__Records from a data collection__.
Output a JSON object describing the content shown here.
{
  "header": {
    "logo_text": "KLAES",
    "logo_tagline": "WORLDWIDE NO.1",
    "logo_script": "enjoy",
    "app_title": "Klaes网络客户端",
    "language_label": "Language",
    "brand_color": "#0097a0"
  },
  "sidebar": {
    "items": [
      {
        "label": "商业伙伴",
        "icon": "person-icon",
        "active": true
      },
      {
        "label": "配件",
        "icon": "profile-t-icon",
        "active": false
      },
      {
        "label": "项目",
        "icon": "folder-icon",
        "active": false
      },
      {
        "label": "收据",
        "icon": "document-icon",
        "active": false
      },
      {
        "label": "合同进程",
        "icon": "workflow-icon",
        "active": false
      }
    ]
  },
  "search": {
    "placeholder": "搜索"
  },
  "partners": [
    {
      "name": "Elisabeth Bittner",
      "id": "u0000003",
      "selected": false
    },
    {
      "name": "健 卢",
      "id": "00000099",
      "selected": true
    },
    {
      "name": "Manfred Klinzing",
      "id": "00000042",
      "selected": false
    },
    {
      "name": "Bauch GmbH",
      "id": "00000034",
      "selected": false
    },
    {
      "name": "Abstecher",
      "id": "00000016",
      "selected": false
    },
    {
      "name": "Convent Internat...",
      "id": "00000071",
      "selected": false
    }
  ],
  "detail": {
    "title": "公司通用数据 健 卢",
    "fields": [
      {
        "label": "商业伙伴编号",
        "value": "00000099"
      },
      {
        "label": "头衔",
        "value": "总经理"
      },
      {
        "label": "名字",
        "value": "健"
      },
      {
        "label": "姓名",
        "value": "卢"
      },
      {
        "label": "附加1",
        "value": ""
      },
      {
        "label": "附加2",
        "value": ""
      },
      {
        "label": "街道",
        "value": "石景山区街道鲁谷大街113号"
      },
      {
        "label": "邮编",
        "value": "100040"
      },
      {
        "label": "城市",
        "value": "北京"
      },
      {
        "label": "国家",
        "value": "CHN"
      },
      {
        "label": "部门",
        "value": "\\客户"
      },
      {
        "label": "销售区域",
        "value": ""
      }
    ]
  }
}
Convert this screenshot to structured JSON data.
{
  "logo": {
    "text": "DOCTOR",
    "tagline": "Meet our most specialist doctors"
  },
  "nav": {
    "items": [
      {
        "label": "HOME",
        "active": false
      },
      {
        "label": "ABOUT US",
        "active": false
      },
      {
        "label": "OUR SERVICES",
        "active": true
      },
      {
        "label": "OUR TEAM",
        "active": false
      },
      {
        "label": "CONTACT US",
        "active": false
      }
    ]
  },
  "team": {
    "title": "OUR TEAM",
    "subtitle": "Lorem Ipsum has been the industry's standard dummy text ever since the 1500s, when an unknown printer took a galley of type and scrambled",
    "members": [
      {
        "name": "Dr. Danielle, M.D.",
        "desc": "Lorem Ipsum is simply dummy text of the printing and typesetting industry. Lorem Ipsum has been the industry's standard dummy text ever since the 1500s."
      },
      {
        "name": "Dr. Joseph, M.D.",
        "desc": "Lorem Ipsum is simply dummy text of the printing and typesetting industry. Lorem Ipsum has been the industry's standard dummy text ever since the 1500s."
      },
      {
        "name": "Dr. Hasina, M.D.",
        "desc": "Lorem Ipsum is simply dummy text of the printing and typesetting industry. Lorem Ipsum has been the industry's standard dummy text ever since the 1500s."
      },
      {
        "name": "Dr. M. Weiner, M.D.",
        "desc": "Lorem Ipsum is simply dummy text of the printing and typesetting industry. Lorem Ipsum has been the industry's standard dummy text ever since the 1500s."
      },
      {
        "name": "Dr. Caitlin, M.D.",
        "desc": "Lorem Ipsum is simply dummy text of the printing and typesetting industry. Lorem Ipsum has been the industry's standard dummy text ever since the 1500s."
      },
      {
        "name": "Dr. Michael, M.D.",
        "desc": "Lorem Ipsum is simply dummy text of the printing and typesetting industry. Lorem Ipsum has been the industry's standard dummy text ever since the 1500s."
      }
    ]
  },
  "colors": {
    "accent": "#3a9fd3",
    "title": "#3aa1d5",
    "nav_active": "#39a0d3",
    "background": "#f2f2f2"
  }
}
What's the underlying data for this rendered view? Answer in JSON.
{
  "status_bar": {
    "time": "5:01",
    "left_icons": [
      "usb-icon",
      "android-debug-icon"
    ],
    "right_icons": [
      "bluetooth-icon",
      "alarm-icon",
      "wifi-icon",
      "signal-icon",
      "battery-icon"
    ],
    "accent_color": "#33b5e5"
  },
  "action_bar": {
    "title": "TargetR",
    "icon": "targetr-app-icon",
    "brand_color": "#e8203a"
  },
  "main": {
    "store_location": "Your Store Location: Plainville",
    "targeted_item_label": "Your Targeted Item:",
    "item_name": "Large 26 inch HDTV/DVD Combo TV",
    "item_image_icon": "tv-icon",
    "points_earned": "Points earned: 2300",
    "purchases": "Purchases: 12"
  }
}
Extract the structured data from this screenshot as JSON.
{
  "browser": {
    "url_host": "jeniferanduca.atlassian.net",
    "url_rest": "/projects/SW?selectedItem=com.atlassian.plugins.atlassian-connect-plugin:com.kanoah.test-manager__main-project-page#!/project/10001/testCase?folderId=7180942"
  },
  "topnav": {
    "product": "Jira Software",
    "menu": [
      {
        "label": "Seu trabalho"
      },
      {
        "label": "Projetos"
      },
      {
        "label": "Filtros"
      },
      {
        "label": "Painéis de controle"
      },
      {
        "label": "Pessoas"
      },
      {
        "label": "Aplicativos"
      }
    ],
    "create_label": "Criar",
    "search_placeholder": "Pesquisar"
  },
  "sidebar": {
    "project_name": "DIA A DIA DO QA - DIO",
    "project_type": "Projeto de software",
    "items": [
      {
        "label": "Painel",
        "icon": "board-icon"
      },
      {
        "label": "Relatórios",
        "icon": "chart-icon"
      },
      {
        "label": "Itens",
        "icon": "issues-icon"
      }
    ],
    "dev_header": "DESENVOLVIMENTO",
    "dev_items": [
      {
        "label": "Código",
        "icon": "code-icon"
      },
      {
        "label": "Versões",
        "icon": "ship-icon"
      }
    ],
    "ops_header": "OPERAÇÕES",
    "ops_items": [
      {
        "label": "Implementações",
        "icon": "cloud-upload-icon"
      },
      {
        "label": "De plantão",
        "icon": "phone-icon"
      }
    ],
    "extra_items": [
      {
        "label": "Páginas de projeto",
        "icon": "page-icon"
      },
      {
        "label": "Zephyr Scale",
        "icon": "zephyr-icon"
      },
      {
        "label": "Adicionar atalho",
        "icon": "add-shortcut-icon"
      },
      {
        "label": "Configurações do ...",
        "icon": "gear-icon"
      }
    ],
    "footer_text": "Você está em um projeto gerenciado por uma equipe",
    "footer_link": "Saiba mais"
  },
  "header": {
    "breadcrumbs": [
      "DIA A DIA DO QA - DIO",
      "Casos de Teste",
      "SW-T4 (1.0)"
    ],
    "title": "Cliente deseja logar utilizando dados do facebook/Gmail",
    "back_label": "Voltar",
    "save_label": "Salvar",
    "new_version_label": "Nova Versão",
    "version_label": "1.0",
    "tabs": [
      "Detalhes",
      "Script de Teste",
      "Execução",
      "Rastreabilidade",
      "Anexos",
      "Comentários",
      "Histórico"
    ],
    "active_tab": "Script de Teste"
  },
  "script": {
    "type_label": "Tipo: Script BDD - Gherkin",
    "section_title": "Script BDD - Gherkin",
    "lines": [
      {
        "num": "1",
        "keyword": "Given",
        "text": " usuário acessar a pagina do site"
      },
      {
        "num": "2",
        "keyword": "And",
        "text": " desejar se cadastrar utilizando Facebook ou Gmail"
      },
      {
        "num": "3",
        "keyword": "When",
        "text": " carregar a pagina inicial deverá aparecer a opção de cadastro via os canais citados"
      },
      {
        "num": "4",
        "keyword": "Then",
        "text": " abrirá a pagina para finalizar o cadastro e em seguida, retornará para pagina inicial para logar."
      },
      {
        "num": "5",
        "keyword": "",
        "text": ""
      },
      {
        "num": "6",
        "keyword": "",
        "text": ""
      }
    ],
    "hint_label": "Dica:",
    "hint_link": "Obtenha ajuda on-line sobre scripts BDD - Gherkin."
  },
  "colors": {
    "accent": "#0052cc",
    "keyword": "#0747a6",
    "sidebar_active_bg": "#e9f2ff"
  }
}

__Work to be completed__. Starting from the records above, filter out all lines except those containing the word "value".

__Completed exercise__.
        "value": "00000099"
        "value": "总经理"
        "value": "健"
        "value": "卢"
        "value": ""
        "value": ""
        "value": "石景山区街道鲁谷大街113号"
        "value": "100040"
        "value": "北京"
        "value": "CHN"
        "value": "\\客户"
        "value": ""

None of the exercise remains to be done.